[[ Given data open ]]

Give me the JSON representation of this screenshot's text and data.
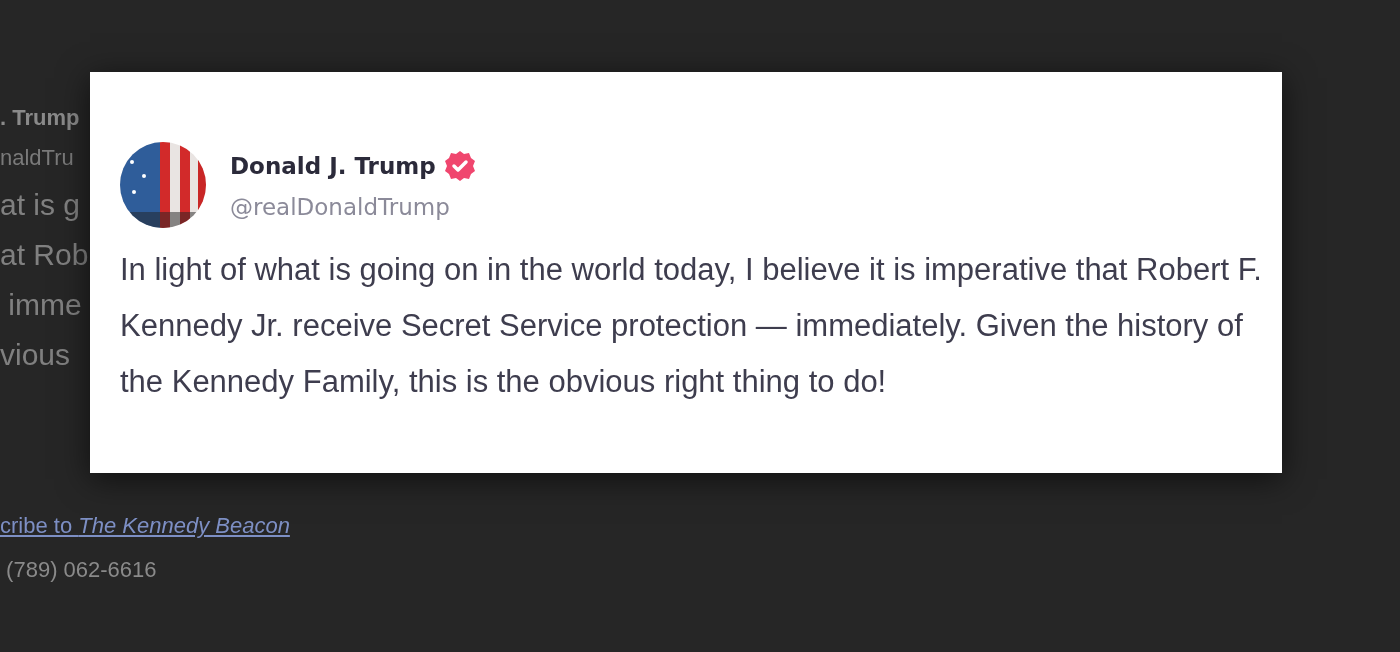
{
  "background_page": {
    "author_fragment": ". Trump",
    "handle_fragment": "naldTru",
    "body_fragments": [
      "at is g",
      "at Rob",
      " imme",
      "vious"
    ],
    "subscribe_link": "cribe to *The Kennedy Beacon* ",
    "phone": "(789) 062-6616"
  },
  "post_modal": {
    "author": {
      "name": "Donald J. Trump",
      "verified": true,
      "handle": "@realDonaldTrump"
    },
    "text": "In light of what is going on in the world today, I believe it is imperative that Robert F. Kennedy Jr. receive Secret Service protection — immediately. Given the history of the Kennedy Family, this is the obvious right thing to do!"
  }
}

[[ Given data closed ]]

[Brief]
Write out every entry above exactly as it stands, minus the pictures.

[Answer section]
Give me the JSON representation of this screenshot's text and data.
{
  "background_page": {
    "author_fragment": ". Trump",
    "handle_fragment": "naldTru",
    "body_fragments": [
      "at is g",
      "at Rob",
      " imme",
      "vious"
    ],
    "subscribe_link": "cribe to *The Kennedy Beacon* ",
    "phone": "(789) 062-6616"
  },
  "post_modal": {
    "author": {
      "name": "Donald J. Trump",
      "verified": true,
      "handle": "@realDonaldTrump"
    },
    "text": "In light of what is going on in the world today, I believe it is imperative that Robert F. Kennedy Jr. receive Secret Service protection — immediately. Given the history of the Kennedy Family, this is the obvious right thing to do!"
  }
}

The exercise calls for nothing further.